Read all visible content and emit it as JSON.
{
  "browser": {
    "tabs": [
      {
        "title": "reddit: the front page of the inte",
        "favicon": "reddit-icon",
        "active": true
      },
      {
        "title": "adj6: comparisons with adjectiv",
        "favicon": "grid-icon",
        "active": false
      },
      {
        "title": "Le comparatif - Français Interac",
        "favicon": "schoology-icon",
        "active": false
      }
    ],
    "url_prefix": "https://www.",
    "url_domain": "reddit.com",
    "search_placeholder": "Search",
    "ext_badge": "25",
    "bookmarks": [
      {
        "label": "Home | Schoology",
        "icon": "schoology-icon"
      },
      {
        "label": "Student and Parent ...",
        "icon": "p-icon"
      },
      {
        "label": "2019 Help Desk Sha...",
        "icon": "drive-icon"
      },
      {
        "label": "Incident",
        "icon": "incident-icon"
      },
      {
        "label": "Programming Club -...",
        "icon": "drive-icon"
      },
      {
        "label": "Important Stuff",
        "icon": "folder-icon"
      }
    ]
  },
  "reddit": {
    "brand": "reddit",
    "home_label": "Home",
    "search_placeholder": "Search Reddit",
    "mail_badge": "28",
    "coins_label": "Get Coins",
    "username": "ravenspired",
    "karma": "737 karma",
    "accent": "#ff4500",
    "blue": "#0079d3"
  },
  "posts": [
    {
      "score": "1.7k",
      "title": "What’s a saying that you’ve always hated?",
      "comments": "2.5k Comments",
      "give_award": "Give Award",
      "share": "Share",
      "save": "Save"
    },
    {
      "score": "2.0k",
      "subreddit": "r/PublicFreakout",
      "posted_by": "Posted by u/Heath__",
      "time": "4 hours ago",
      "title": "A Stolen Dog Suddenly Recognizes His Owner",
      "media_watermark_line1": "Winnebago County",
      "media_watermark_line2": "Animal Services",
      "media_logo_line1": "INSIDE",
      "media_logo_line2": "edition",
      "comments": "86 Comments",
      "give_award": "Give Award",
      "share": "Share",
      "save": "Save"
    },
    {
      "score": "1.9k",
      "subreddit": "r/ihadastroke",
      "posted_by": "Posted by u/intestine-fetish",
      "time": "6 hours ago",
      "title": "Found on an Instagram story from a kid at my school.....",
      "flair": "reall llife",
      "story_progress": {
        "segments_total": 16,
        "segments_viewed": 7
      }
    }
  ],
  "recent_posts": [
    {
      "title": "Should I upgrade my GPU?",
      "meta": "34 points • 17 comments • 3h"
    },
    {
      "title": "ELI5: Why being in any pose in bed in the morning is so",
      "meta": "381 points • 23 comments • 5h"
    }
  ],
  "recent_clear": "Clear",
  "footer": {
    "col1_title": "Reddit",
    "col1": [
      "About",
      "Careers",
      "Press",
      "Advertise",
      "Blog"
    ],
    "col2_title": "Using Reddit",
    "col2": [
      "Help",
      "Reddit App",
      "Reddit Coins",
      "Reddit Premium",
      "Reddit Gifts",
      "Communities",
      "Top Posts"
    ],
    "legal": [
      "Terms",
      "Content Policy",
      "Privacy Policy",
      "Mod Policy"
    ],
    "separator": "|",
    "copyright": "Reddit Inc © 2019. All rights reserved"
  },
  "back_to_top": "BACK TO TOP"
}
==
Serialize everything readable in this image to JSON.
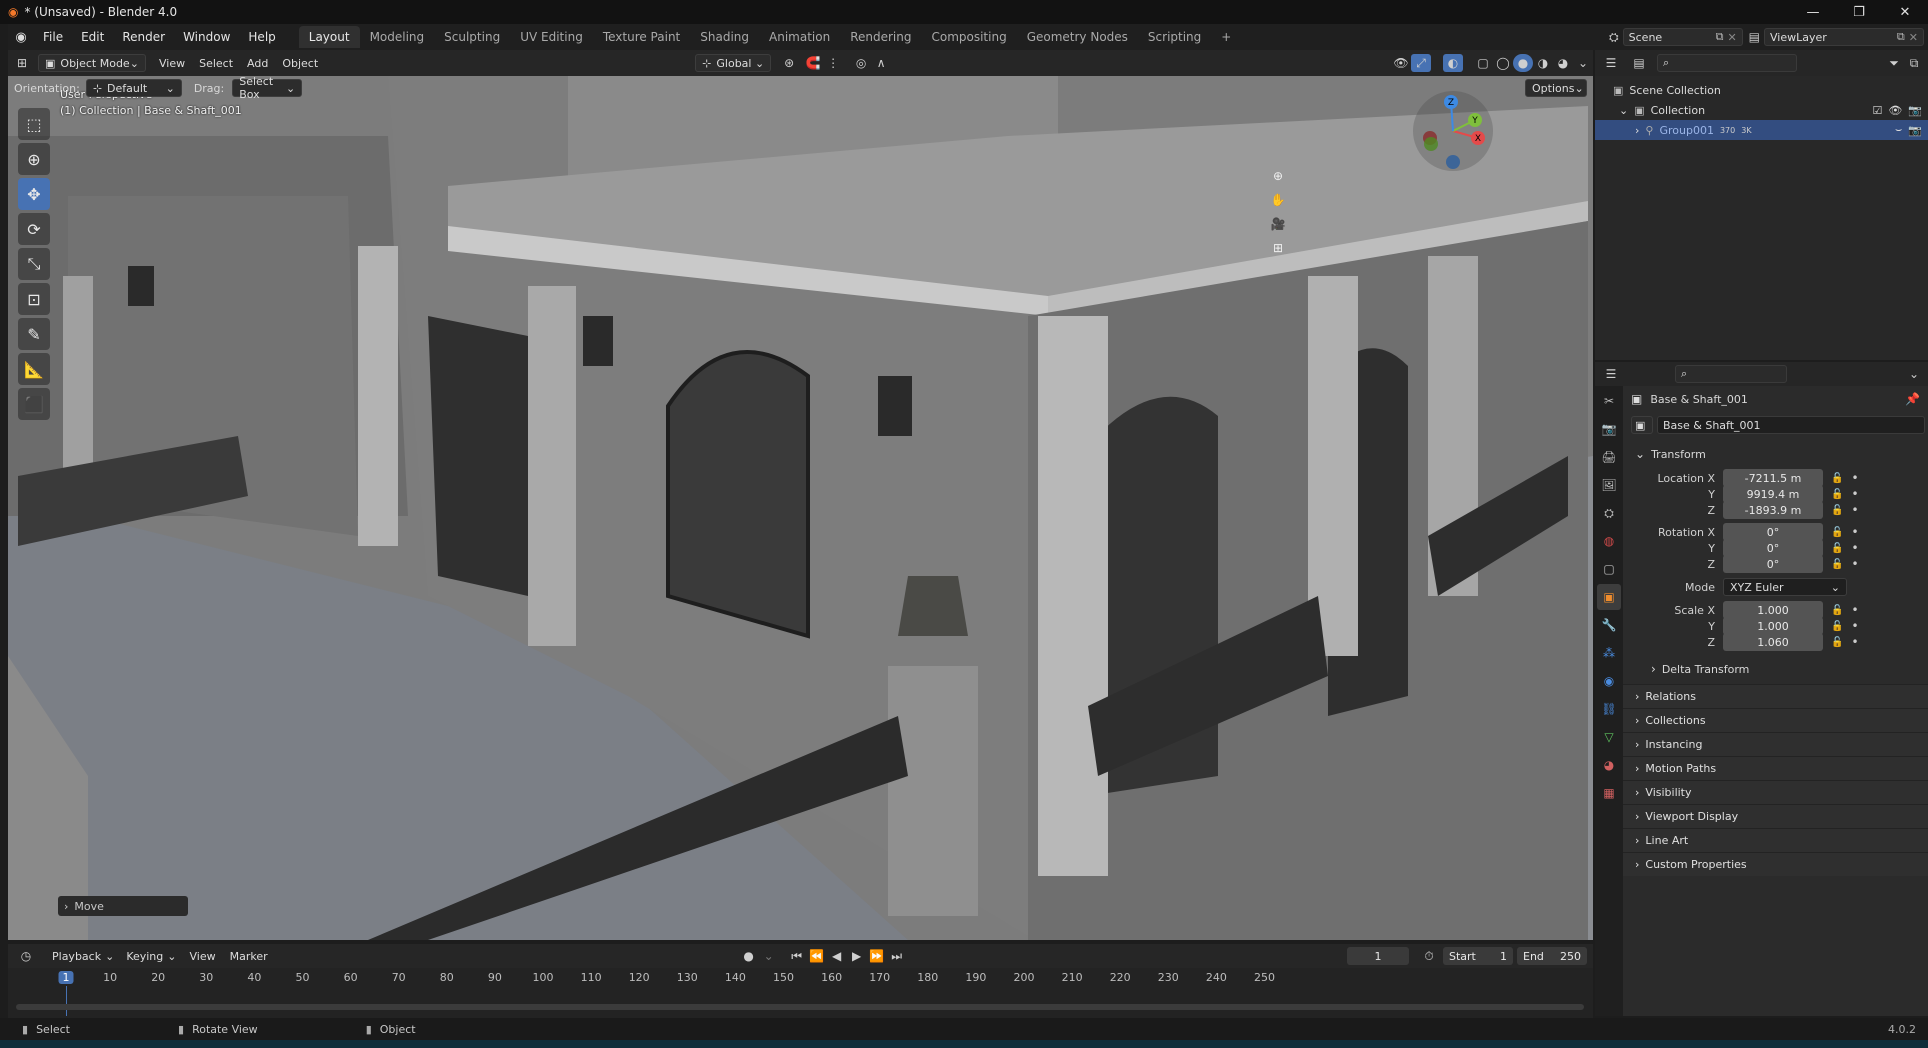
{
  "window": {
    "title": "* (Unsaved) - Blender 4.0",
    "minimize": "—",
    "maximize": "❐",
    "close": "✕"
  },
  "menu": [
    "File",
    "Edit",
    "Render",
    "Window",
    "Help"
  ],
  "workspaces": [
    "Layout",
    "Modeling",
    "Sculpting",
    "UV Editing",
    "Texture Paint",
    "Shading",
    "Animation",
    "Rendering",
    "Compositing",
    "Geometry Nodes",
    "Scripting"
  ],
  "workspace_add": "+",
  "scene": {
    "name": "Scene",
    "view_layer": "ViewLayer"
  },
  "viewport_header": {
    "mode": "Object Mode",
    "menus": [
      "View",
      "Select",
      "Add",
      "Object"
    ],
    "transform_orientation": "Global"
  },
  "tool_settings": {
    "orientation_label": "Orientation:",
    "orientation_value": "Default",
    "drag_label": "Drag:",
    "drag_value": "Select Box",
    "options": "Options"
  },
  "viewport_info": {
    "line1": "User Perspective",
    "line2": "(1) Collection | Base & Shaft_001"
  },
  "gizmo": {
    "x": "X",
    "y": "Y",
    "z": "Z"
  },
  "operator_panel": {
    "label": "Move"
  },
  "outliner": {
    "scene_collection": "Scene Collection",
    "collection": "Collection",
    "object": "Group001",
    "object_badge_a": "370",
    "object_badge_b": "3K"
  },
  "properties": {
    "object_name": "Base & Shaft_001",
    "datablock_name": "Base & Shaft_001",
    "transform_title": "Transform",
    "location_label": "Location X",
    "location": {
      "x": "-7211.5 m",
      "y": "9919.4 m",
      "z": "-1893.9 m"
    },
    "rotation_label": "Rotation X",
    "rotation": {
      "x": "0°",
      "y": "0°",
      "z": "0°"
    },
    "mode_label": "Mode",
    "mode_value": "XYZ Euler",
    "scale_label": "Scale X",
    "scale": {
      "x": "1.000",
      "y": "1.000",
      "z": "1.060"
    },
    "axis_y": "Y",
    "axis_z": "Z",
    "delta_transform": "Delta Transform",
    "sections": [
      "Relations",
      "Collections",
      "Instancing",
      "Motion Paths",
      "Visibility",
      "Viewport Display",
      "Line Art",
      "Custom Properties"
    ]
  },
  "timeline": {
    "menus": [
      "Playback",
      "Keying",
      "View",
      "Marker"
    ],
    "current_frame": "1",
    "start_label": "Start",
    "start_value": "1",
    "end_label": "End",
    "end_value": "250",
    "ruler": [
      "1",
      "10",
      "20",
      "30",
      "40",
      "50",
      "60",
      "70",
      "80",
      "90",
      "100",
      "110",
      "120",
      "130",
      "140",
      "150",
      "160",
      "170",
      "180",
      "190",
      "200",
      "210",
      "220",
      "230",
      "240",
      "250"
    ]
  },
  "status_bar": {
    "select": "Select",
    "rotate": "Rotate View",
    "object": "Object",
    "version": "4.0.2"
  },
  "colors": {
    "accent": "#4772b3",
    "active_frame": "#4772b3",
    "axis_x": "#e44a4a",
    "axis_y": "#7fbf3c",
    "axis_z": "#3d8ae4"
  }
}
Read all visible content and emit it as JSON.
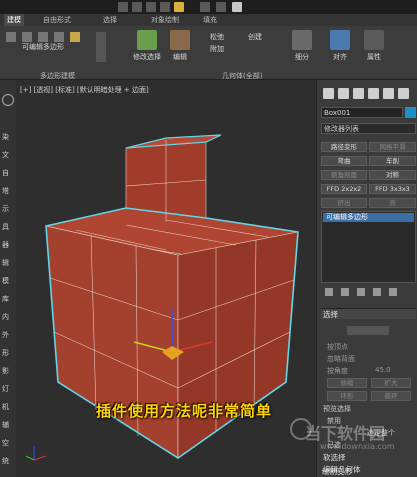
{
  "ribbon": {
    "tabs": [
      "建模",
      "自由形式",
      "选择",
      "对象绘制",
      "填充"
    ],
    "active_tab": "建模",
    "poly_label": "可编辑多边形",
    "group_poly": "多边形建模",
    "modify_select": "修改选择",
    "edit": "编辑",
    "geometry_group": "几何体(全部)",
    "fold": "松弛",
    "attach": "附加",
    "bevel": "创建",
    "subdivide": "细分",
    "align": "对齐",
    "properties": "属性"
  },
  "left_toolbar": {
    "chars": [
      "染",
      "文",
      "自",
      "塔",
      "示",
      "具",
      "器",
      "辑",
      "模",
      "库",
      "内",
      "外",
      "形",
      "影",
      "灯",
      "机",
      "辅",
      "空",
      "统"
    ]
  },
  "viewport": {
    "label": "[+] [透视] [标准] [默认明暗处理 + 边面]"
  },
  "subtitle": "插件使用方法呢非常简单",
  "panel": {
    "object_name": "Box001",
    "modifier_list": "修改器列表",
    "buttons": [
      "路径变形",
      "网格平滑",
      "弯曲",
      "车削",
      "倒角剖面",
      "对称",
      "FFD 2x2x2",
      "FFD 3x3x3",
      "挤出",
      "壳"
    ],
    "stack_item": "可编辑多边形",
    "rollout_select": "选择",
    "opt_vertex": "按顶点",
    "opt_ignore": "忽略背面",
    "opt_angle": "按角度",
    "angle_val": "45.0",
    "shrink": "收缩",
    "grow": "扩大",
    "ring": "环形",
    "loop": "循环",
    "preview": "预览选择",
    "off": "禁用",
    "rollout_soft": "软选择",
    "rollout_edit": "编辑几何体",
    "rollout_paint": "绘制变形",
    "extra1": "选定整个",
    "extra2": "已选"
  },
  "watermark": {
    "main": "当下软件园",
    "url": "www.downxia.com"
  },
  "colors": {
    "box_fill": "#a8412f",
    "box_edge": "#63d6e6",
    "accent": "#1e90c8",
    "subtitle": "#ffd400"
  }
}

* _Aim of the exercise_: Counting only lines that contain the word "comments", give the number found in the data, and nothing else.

* _Output for this exercise_: 4